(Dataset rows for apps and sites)
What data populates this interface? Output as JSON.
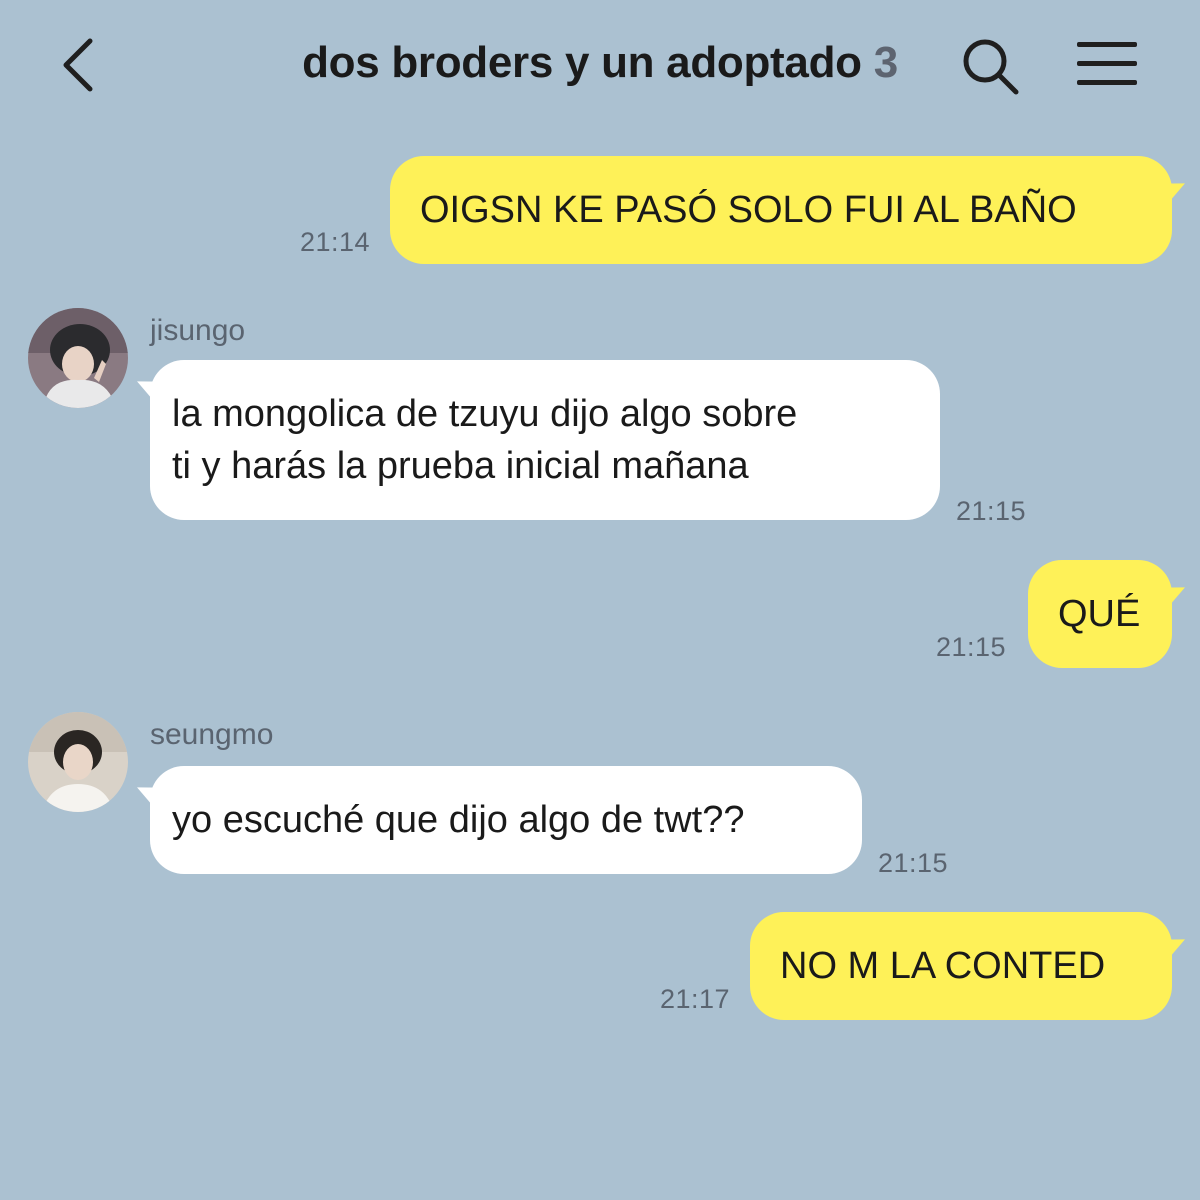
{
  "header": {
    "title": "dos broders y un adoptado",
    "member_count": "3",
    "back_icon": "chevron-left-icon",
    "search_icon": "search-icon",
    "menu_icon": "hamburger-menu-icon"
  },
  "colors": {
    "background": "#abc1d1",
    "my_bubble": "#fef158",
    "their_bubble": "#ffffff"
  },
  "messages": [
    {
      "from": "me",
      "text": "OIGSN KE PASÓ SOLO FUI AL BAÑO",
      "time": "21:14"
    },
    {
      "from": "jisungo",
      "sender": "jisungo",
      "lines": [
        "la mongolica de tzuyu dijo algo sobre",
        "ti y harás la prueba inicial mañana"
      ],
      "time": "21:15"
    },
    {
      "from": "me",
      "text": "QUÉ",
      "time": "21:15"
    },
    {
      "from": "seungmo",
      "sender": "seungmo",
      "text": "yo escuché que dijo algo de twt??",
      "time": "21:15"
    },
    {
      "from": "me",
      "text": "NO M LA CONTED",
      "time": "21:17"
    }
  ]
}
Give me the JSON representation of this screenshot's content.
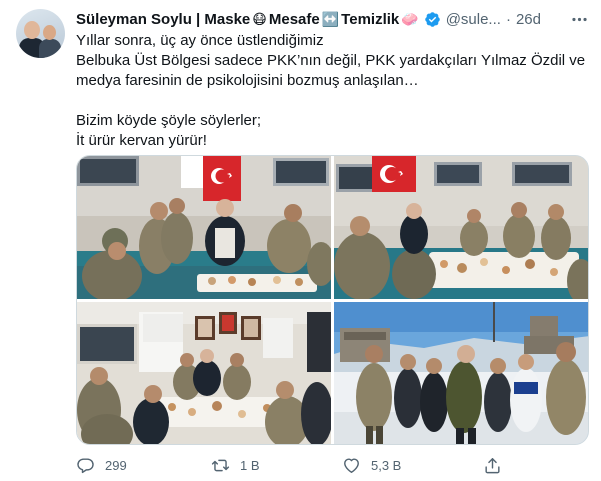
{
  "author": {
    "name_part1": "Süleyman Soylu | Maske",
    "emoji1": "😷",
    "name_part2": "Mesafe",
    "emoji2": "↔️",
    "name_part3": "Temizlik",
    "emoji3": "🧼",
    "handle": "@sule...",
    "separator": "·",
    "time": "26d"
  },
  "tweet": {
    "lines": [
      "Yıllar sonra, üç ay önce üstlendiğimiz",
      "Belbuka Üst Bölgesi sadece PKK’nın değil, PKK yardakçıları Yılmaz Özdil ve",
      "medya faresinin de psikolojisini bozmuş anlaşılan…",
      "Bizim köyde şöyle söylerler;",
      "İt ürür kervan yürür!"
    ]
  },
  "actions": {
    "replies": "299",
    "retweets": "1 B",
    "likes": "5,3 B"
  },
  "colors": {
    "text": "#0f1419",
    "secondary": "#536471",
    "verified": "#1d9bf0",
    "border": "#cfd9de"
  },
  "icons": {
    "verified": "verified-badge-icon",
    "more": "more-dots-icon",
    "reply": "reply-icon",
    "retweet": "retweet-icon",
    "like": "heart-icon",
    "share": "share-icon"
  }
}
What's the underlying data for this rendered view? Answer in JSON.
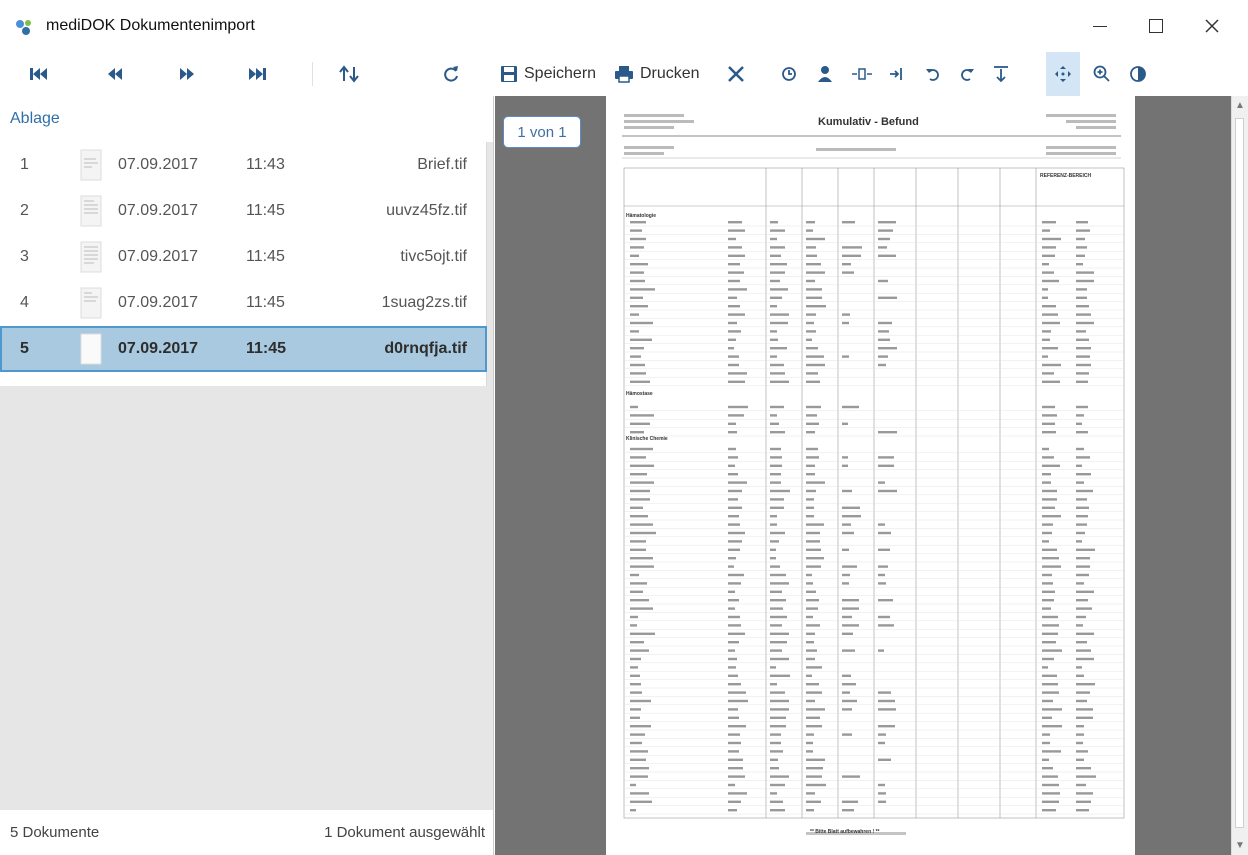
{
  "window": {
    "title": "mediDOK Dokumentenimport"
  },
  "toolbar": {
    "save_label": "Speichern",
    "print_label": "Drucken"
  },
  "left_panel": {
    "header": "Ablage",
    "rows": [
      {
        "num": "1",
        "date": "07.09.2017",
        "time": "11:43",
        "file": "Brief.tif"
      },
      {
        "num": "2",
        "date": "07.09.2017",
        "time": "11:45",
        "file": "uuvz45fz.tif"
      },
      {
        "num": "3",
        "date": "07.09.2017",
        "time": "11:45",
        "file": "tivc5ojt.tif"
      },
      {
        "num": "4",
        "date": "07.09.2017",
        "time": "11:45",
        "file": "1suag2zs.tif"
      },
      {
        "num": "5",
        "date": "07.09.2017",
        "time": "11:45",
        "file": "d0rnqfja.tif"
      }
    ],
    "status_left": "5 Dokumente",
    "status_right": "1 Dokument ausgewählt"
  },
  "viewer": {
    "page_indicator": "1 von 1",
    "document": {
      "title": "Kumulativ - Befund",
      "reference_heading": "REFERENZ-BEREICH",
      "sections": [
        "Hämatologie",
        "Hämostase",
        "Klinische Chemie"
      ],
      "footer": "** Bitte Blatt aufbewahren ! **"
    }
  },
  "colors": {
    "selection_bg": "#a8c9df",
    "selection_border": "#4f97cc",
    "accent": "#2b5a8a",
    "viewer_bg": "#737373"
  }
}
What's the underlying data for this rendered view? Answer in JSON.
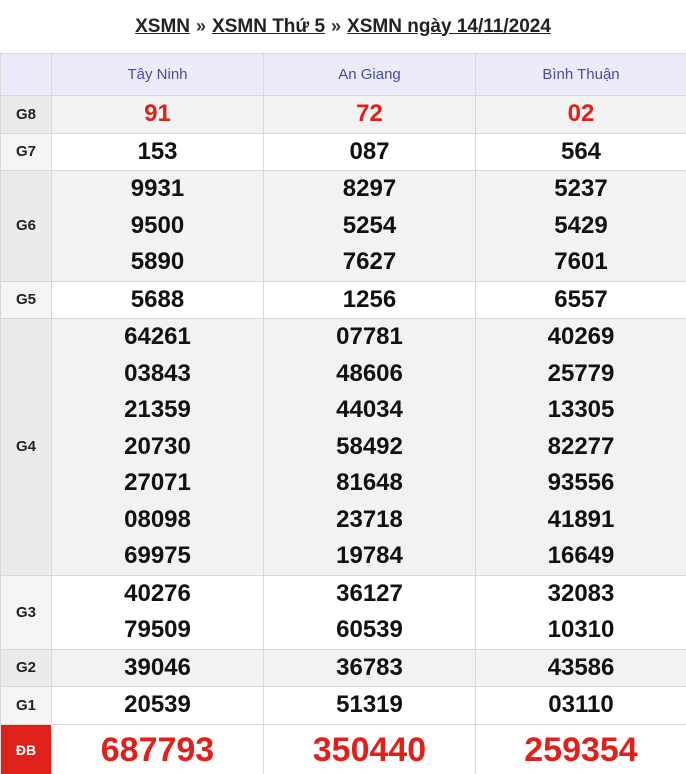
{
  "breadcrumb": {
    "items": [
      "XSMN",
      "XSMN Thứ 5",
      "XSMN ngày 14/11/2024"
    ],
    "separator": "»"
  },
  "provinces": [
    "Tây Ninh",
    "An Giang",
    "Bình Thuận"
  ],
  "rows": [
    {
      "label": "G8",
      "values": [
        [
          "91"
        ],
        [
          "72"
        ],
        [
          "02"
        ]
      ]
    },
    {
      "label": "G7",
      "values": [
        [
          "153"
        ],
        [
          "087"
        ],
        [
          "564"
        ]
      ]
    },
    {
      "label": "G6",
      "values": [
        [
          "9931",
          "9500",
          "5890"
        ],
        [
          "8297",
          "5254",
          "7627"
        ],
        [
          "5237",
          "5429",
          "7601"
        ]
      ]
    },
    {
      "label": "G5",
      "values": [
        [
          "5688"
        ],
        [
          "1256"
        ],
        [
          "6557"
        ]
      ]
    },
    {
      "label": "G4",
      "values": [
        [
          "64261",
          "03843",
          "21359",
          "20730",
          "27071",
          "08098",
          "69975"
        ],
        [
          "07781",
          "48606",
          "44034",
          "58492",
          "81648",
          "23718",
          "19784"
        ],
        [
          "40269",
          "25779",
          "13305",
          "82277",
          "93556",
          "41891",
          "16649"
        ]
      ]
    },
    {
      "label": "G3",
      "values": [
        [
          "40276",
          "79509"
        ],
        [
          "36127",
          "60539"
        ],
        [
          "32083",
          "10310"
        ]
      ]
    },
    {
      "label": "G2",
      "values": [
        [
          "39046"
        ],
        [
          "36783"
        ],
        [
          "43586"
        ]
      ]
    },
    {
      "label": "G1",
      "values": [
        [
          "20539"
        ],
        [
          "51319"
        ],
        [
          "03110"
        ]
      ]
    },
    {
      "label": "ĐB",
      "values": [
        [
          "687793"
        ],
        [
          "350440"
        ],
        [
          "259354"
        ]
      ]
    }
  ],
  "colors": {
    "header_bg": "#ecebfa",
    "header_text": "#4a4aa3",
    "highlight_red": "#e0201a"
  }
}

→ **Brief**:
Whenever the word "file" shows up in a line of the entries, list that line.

→ **Result**:
        "file": "Brief.tif"
        "file": "uuvz45fz.tif"
        "file": "tivc5ojt.tif"
        "file": "1suag2zs.tif"
        "file": "d0rnqfja.tif"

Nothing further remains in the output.